Exercise requirements:
Keep images out and repeat all data exactly.

*** Opening Dataset extract ***

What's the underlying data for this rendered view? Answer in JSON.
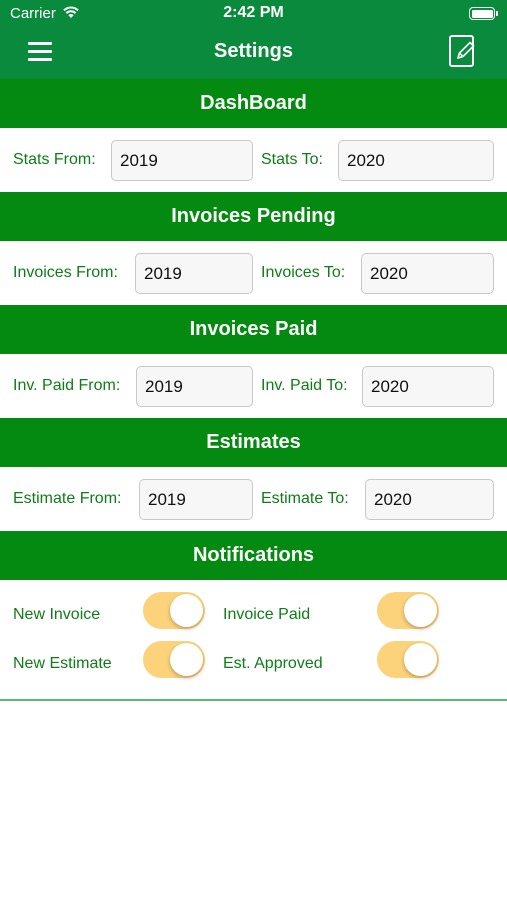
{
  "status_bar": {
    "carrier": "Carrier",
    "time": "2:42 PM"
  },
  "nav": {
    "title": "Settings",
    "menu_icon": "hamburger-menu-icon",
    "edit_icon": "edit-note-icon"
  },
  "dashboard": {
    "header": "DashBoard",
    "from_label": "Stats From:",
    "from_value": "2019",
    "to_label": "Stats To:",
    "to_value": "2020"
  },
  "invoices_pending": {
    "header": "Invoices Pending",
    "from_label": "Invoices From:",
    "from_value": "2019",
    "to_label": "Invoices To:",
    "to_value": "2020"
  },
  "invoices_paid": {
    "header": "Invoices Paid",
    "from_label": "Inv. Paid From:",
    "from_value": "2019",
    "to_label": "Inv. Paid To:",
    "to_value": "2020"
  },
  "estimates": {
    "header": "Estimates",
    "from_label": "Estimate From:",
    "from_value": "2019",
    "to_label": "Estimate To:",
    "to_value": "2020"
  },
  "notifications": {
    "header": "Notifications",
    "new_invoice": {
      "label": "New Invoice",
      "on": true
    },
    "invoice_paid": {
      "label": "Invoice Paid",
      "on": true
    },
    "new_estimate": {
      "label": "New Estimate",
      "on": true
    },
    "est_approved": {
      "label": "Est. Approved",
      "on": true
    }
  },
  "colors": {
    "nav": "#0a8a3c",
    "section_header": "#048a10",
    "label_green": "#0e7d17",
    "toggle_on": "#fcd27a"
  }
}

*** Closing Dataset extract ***

Expected answer:
What's the underlying data for this rendered view? Answer in JSON.
{
  "status_bar": {
    "carrier": "Carrier",
    "time": "2:42 PM"
  },
  "nav": {
    "title": "Settings",
    "menu_icon": "hamburger-menu-icon",
    "edit_icon": "edit-note-icon"
  },
  "dashboard": {
    "header": "DashBoard",
    "from_label": "Stats From:",
    "from_value": "2019",
    "to_label": "Stats To:",
    "to_value": "2020"
  },
  "invoices_pending": {
    "header": "Invoices Pending",
    "from_label": "Invoices From:",
    "from_value": "2019",
    "to_label": "Invoices To:",
    "to_value": "2020"
  },
  "invoices_paid": {
    "header": "Invoices Paid",
    "from_label": "Inv. Paid From:",
    "from_value": "2019",
    "to_label": "Inv. Paid To:",
    "to_value": "2020"
  },
  "estimates": {
    "header": "Estimates",
    "from_label": "Estimate From:",
    "from_value": "2019",
    "to_label": "Estimate To:",
    "to_value": "2020"
  },
  "notifications": {
    "header": "Notifications",
    "new_invoice": {
      "label": "New Invoice",
      "on": true
    },
    "invoice_paid": {
      "label": "Invoice Paid",
      "on": true
    },
    "new_estimate": {
      "label": "New Estimate",
      "on": true
    },
    "est_approved": {
      "label": "Est. Approved",
      "on": true
    }
  },
  "colors": {
    "nav": "#0a8a3c",
    "section_header": "#048a10",
    "label_green": "#0e7d17",
    "toggle_on": "#fcd27a"
  }
}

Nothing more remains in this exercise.